Members have also been revisiting their ‘dream’ list for this new Nordic Center and looking at the activities they hope to extend to others in the community later this year. Scandinavian dance, music, language-learning opportunities, arts & crafts, baking classes and perhaps even a lutefisk dinner are all possibilities !
The roof is on and the building totally enclosed! Plumbing and electrical are in place as well as the furnace. Soon, insulation and dry wall up will be installed.
Lodge members now have new tasks ahead of them — choosing colors, flooring, and kitchen counter tops; acquiring furnishings; putting together a landscaping plan that will enhance the visual appearance of their Lodge and blend well with the native plantings their site already provides; formulating rental policies & procedures so that the building can be used by others in the community; and planning a Dedication ceremony.
Building construction is expected to be completed in mid-2013 and members look forward to their Nordic Lodge building being a place where all Whidbey Islanders of Scandinavian heritage can celebrate that heritage.
The first part of Roy’s talk will be “Why Knot?” — covering approximately 500,000 years of knotting history.
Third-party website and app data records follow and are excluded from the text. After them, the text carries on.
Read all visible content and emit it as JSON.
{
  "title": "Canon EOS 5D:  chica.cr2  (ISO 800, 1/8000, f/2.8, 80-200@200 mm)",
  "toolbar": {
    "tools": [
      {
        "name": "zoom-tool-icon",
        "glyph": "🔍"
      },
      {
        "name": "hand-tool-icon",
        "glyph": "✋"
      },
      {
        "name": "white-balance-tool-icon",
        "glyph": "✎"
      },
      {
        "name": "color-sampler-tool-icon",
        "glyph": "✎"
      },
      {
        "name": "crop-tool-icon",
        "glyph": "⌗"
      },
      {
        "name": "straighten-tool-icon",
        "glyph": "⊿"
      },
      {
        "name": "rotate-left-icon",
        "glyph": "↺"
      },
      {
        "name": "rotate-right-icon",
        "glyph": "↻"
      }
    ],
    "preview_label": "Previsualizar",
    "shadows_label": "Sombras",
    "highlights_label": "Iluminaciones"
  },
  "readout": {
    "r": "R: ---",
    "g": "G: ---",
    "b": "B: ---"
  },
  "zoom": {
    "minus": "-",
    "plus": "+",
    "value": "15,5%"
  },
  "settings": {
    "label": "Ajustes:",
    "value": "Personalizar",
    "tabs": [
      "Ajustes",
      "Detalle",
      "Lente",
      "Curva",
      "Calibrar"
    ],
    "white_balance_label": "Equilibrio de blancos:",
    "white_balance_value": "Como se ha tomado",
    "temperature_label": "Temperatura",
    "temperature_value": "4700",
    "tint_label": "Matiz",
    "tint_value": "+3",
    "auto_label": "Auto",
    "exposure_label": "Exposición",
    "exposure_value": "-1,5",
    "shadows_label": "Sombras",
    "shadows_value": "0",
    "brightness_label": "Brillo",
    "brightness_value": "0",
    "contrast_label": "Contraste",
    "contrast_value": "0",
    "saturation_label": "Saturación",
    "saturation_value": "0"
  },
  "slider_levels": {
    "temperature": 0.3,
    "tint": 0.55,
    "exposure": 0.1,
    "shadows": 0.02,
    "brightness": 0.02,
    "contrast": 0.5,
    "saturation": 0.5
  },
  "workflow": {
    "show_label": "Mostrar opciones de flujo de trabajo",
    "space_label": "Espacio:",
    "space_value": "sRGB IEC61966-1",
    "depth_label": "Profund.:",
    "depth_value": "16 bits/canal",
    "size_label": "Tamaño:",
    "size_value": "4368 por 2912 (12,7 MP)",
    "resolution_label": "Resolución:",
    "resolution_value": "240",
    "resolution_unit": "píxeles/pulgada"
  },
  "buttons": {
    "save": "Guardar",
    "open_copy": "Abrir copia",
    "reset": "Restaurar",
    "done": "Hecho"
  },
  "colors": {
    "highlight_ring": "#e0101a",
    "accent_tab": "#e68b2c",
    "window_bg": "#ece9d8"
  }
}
Knotting and cord work may be one of the oldest tools influencing mankind’s spread around the world and even influencing our physical and mental development.
Roy will then turn to “What Knot?”.– and talk about the tasks we have asked knots and cords to do for us and how the development of new needs have led to the development of new knots and cordages.
Roy was born on a small farm in rural upstate New York. His Grandfather worked the farm nights and on weekends teaching Roy the farm tasks that soon became his daily chores. As the farm work ran down his Grandfather worked rope skills, building his skills around the county. Roy and his Grandfather kept hayloft rigs working for folks who still farmed. When machine balers came into fashion Roy bought a rope making rig to spin salvaged bailing twine into utility rope. Roy and Grandfather roped the freight elevators in the century old stores and warehouses.
After joining the Boy Scouts, Roy mentored boys in their knots and pioneering projects and became an Assistant Scoutmaster. His cousin, returning from the war, gave him his Navy Manual. Other folks gave him various knotting books, farm bureau pamphlets, fishing knot sheets from line makers and for his 16th birthday a friend gave him a coy of Clifford W. Ashley’s “The Ashley Book of Knots”. The doors to Roy’s knotting world were opened.
Roy was President of the Pacific America Branch of the International Guild of Knot Tyers. He has published 30 articles in Guild magazines and newsletters and has created knots acknowledged to be his own intellectual property.
The meeting will begin at 10:00 a.m. at the Coupeville Recreation Hall and Roy’s talk will begin at approximately 10:15, after a short business meeting. The general public is invited to attend.